As usual I’ve posted a few photos above of the concert last night and since I have the day off today it’s time for a nap lol.

Until next time be well and Happy early Summer!!!








There’s a Paul McCartney “Rock Show” Tonight – In Celebration: “Wings Over America” (Times Two)




As the title of this post says there is indeed a rock show tonight! This evening I’m celebrating seeing my tenth Paul McCartney show and in my hometown to boot!

I’ve traveled far and wide since 1989 to see Paul McCartney perform live in concert – once in Chicago (1989), three times in Indianapolis (1990, 2002 and 2013), twice in Detroit (2005 and 2017),  three times in St. Louis (1993, 2012 and 2016) and tonight here in Fort Wayne, IN.

In celebration of seeing the “Fab” Sir Paul tonight I thought it might be fun to post a couple of different versions I own of my favorite Paul McCartney live album of them all – 1976’s triple Lp “Wings Over America”.

The “Wings Over America” set documents McCartney’s triumphant return to live performances in the States. Paul McCartney hadn’t toured in the U.S. since his last performance with The Beatles in 1966.

This triple live album has always been one of my favorite live albums as McCartney was at the height of his vocal powers in 1976 and the set was filled with searing performances of some of Wings best songs.

Highlights include deep cuts like “Beware My Love”, “Call Me Back Again” and “Soily” as well as some of Wings bigger hits like “Band on the Run”, “Listen to What the Man Said”, “Silly Love Songs” and the powerhouse opening trio of “Venus and Mars/ Rock Show/ Jet”.

While the studio versions of the songs from “Wings Over America” are all excellent, the live versions of these songs on this set have that something extra – extra energy, extra excitement and passionate vocals – that make them the definitive performances of this material.

I also have to say that the live take of The Beatles “The Long and Winding Road” from this set is my all-time favorite performance of the song by far.

Above you can see photos of two fairly rare pressings of this set – one mini-Lp CD set from Japan from 1999 and the 1980’s vinyl pressing of the album on Columbia Records.

Both of these versions of “Wings Over America” are rarely seen nowadays and both are fantastic collectibles.

The 1999 Japanese CD pressing in particular is one of the best mini-Lp reproductions I’ve ever seen. Every detail is meticulously done right – the inner sleeves, the original vinyl labels as well as the lovely small reproduction of the poster that came with the 1976 vinyl set. It’s even contains three CDs (to mimic the three original vinyl lps) even though the content can fit on two discs.

The 1999 Japanese also shares the same mastering as the original UK CD and sounds terrific.

I have to say though that the Columbia Records pressing of “Wings Over America” is no slouch in the sound department either. This pressing is very quiet and like all the other Columbia Records McCartney discs sounds really nice.

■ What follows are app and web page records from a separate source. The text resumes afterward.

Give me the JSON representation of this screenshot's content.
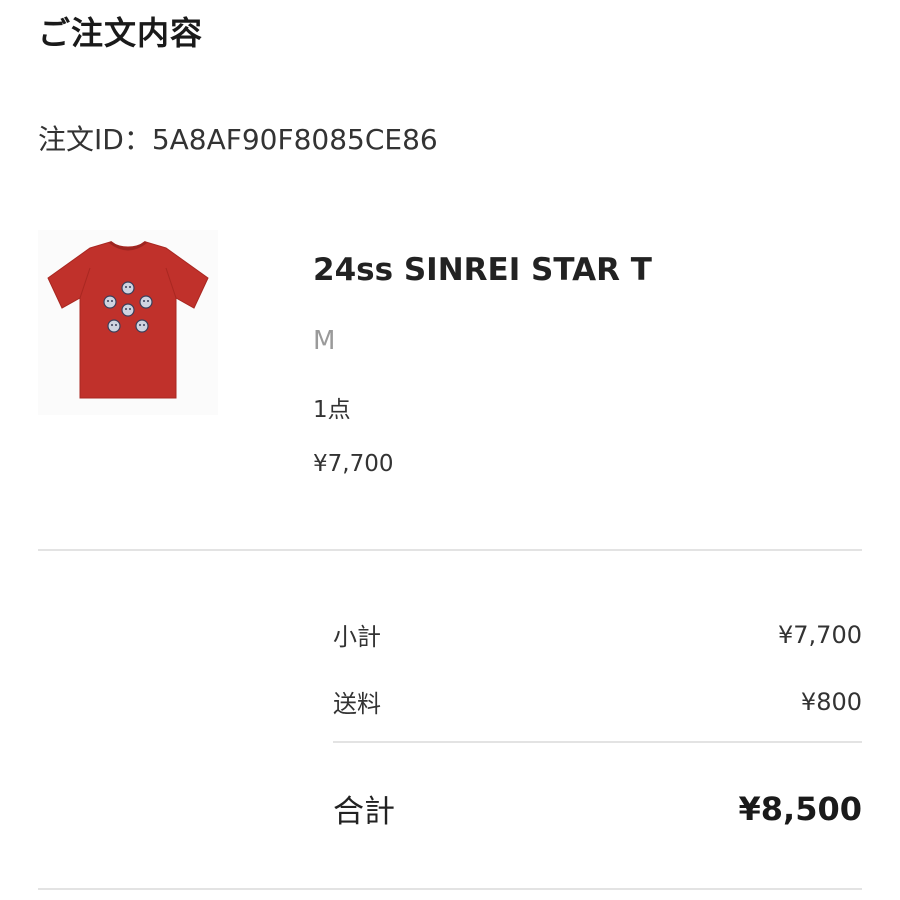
{
  "header": {
    "title": "ご注文内容"
  },
  "order": {
    "id_label": "注文ID：5A8AF90F8085CE86"
  },
  "product": {
    "image_icon": "red-tshirt-image",
    "name": "24ss SINREI STAR T",
    "size": "M",
    "quantity": "1点",
    "price": "¥7,700"
  },
  "summary": {
    "subtotal_label": "小計",
    "subtotal_value": "¥7,700",
    "shipping_label": "送料",
    "shipping_value": "¥800",
    "total_label": "合計",
    "total_value": "¥8,500"
  },
  "colors": {
    "shirt": "#c0312b",
    "text": "#222222",
    "muted": "#9a9a9a",
    "divider": "#e3e3e3"
  }
}
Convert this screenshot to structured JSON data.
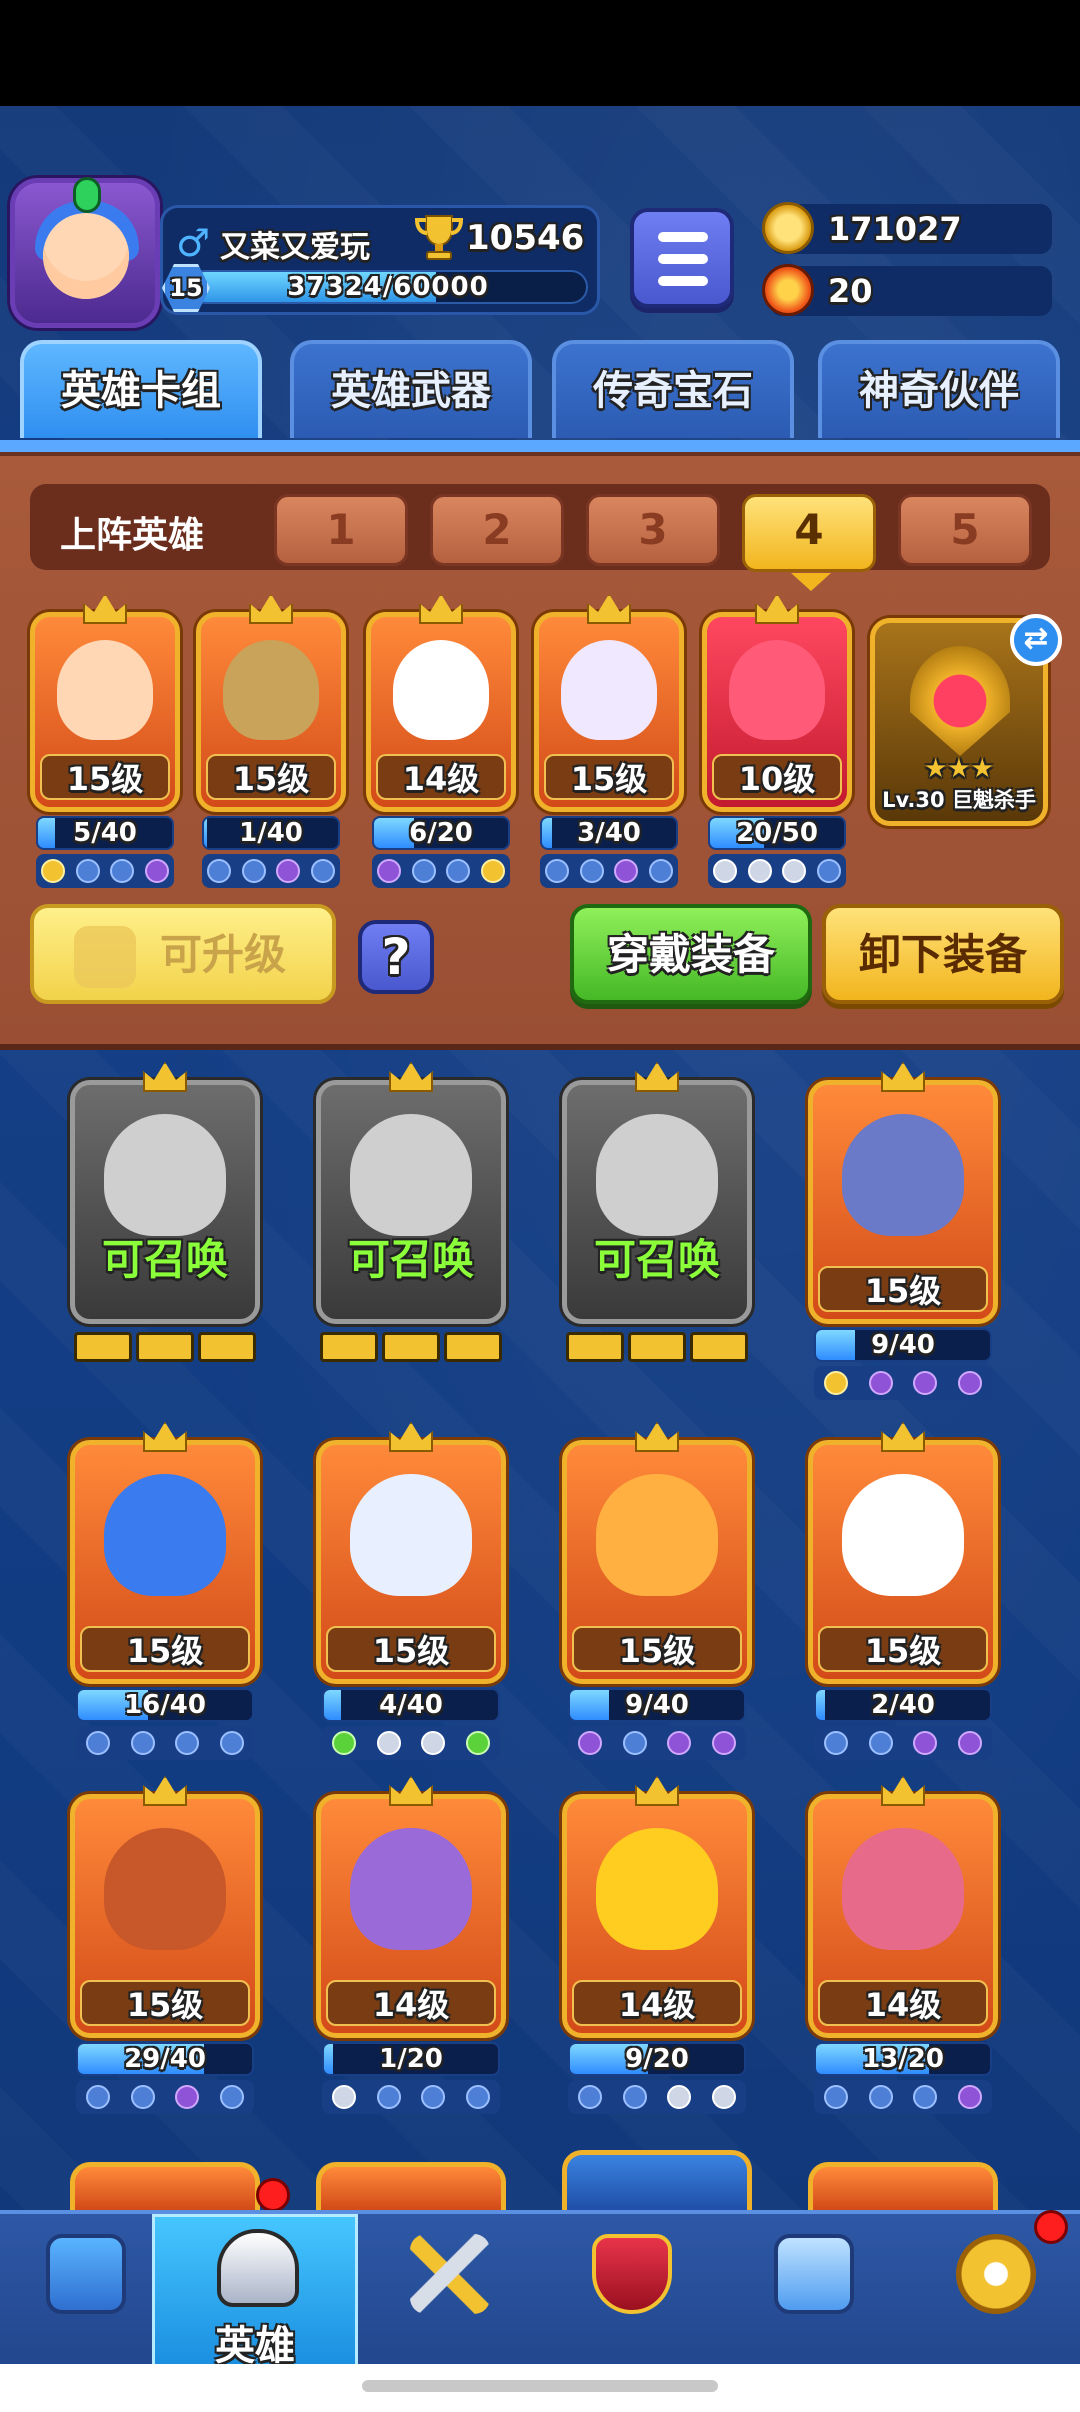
{
  "player": {
    "name": "又菜又爱玩",
    "gender_icon": "♂",
    "trophies": "10546",
    "level": "15",
    "xp_text": "37324/60000",
    "xp_fraction": 0.622
  },
  "currency": {
    "gold": "171027",
    "energy": "20"
  },
  "tabs": [
    {
      "label": "英雄卡组",
      "active": true
    },
    {
      "label": "英雄武器",
      "active": false
    },
    {
      "label": "传奇宝石",
      "active": false
    },
    {
      "label": "神奇伙伴",
      "active": false
    }
  ],
  "deck": {
    "title": "上阵英雄",
    "slots": [
      "1",
      "2",
      "3",
      "4",
      "5"
    ],
    "active_slot": "4",
    "heroes": [
      {
        "level": "15级",
        "progress": "5/40",
        "fraction": 0.125
      },
      {
        "level": "15级",
        "progress": "1/40",
        "fraction": 0.025
      },
      {
        "level": "14级",
        "progress": "6/20",
        "fraction": 0.3
      },
      {
        "level": "15级",
        "progress": "3/40",
        "fraction": 0.075
      },
      {
        "level": "10级",
        "progress": "20/50",
        "fraction": 0.4
      }
    ],
    "boss": {
      "label": "Lv.30 巨魁杀手",
      "stars": "★★★"
    },
    "swap_icon": "⇄",
    "upgrade_label": "可升级",
    "help_label": "?",
    "equip_label": "穿戴装备",
    "unequip_label": "卸下装备"
  },
  "collection": {
    "summon_label": "可召唤",
    "rows": [
      [
        {
          "type": "summon"
        },
        {
          "type": "summon"
        },
        {
          "type": "summon"
        },
        {
          "type": "hero",
          "level": "15级",
          "progress": "9/40",
          "fraction": 0.225
        }
      ],
      [
        {
          "type": "hero",
          "level": "15级",
          "progress": "16/40",
          "fraction": 0.4
        },
        {
          "type": "hero",
          "level": "15级",
          "progress": "4/40",
          "fraction": 0.1
        },
        {
          "type": "hero",
          "level": "15级",
          "progress": "9/40",
          "fraction": 0.225
        },
        {
          "type": "hero",
          "level": "15级",
          "progress": "2/40",
          "fraction": 0.05
        }
      ],
      [
        {
          "type": "hero",
          "level": "15级",
          "progress": "29/40",
          "fraction": 0.725
        },
        {
          "type": "hero",
          "level": "14级",
          "progress": "1/20",
          "fraction": 0.05
        },
        {
          "type": "hero",
          "level": "14级",
          "progress": "9/20",
          "fraction": 0.45
        },
        {
          "type": "hero",
          "level": "14级",
          "progress": "13/20",
          "fraction": 0.65
        }
      ]
    ]
  },
  "nav": [
    {
      "icon": "treasure-chest-icon",
      "label": ""
    },
    {
      "icon": "knight-helmet-icon",
      "label": "英雄",
      "active": true
    },
    {
      "icon": "crossed-swords-icon",
      "label": ""
    },
    {
      "icon": "crown-shield-icon",
      "label": ""
    },
    {
      "icon": "team-card-icon",
      "label": ""
    },
    {
      "icon": "compass-icon",
      "label": ""
    }
  ],
  "colors": {
    "gold": "#f2c230",
    "active_tab": "#2f8ff0",
    "deck_bg": "#a85a3a",
    "equip_green": "#5fd23a"
  }
}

I’d say this Columbia pressing sounds just as nice, if not better, than my original Capitol U.S. pressing from 1976.

I’m not sure if the Columbia pressing was supposed to contain the poster as there’s an empty space for it in the sleeve but I bought this copy used a couple of years ago and it just contains the three vinyl Lps with the inner sleeves.

Well that’s if for now. I’m off to get ready for tonight’s show! As usual take a gander above at my two favorite “Wings Over America” pressings and as always be well.

(Note: Details of tonight’s concert coming soon.)

As for me:

“Sitting in the stand of the sports arena …